How Does Social Security Decide If I Am Capable of Performing Certain Types of Work Despite My Disability?
One of the key steps in assessing an application for disability benefits requires a Social Security administrative law judge (ALJ) to assess what alternative jobs, if any, the applicant could perform in spite of their impairments. ALJs typically rely on the testimony of vocational experts (VEs) to provide such alternatives. The ALJ may also consult data from the Dictionary of Occupational Titles (DOT), a U.S. Department of Labor publication that identifies different types of work and their requirements.
Florida Man Receives New Disability Hearing Due to “Apparent Conflict” in Expert Testimony
But what happens when the VE and the DOT present contradictory information? The U.S. 11th Circuit Court of Appeals, which covers disability cases from Florida, Alabama, and Georgia, has said the ALJ must provide a “reasonable explanation for the discrepancy, and detail in his decision how he has resolved the conflict.” If the ALJ does not do this, the unsuccessful disability applicant is entitled to a new hearing.
This is just what a federal magistrate judge did in a recent Florida disability case, Congdon v. Saul. The applicant in this case is a man in his early 40s suffering from a variety of physical and mental impairments. After a hearing, an ALJ determined the plaintiff “retained a residual functional capacity (RFC)” to perform certain types of “sedentary work.”
The ALJ posed a hypothetical question to a VE, asking what type of jobs a person with the plaintiff’s impairments could perform, assuming they were “limited to simple, routine, repetitive tasks.” The VE answered the plaintiff could still work as a “charge account clerk, a food and beverage order clerk, a call-out operator, and an ampoule sealer.”
But as the magistrate explained, there was an “apparent conflict” between the VE’s testimony and how those jobs are actually described in the DOT. For example, an “ampoule sealer” must be able to “carry out detailed but involved written or oral instructions,” according to the DOT. Yet the ALJ’s question to the VE assumed the applicant could only “carry out simple instructions.”

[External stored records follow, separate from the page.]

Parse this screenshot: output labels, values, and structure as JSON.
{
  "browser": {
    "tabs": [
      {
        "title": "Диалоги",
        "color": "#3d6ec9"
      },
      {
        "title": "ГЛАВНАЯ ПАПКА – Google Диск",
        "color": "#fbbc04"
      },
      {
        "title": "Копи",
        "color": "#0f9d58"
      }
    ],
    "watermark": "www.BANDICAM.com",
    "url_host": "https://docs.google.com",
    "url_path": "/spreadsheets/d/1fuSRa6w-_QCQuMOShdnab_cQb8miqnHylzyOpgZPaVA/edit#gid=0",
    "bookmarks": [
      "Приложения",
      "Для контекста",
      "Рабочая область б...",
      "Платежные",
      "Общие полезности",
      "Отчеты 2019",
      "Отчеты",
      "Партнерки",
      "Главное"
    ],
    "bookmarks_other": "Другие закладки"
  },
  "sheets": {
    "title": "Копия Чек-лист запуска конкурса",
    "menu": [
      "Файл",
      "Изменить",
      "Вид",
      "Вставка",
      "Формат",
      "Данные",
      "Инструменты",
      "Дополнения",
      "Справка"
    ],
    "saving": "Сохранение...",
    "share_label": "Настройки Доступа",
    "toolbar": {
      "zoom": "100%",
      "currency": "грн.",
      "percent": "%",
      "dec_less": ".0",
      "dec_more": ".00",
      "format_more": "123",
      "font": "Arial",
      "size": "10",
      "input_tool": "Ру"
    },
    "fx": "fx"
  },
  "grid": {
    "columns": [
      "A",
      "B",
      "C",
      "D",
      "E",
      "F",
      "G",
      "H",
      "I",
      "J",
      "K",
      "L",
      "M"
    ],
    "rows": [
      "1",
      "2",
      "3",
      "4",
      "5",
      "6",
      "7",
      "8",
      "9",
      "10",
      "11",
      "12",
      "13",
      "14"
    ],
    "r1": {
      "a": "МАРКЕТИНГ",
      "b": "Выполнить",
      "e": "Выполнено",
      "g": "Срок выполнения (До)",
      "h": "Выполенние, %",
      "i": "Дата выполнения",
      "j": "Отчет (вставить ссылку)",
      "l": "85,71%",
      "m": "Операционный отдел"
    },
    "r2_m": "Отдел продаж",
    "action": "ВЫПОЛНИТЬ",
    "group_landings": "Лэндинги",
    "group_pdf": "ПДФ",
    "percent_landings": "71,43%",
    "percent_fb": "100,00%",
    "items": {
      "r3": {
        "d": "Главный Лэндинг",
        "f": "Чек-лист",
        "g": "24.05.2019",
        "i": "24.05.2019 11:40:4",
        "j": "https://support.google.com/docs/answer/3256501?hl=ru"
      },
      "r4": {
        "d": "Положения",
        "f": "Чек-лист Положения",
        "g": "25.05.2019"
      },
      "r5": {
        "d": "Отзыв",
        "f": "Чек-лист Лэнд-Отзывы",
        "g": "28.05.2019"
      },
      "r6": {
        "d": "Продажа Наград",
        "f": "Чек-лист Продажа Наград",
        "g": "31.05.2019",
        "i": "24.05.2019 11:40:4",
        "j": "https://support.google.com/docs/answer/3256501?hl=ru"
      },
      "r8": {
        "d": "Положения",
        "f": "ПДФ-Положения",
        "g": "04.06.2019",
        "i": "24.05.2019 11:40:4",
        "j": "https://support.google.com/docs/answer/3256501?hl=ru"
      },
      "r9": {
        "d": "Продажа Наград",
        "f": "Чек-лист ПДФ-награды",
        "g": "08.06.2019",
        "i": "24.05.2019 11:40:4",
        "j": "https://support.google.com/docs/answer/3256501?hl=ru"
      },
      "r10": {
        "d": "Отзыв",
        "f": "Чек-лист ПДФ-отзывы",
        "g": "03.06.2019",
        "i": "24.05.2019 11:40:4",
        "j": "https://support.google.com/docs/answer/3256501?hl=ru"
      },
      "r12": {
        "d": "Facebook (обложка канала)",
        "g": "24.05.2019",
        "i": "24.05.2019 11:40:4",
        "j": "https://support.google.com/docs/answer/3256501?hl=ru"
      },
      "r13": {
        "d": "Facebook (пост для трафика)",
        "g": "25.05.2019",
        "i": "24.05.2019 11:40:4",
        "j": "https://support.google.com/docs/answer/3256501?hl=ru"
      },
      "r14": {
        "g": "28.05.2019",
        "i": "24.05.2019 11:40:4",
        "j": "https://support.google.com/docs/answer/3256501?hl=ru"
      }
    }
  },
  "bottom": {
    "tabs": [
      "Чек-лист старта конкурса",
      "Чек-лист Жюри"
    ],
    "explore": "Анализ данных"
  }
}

And in fact, all four jobs identified by the VE had similar issues. Given this, the magistrate said the ALJ had an affirmative duty, at least under 11th Circuit case law, to resolve this apparent conflict, even if it “turned out to be not real or true.” It was not enough for the ALJ to simply ask the VE if their testimony was “consistent with the DOT.” The magistrate therefore returned the case to Social Security for a new hearing.
Speak with a National Disability Attorney Today
It is not uncommon for ALJs to make legal errors in assessing a person’s disability application. If that happens, the applicant has certain rights to challenge the ALJ’s decision and, as shown in the case above, possibly obtain a new hearing. National SSD eligibility lawyer Stephen Barszcz can represent you during this process. Contact his office today at 877-655-2667 to schedule a consultation.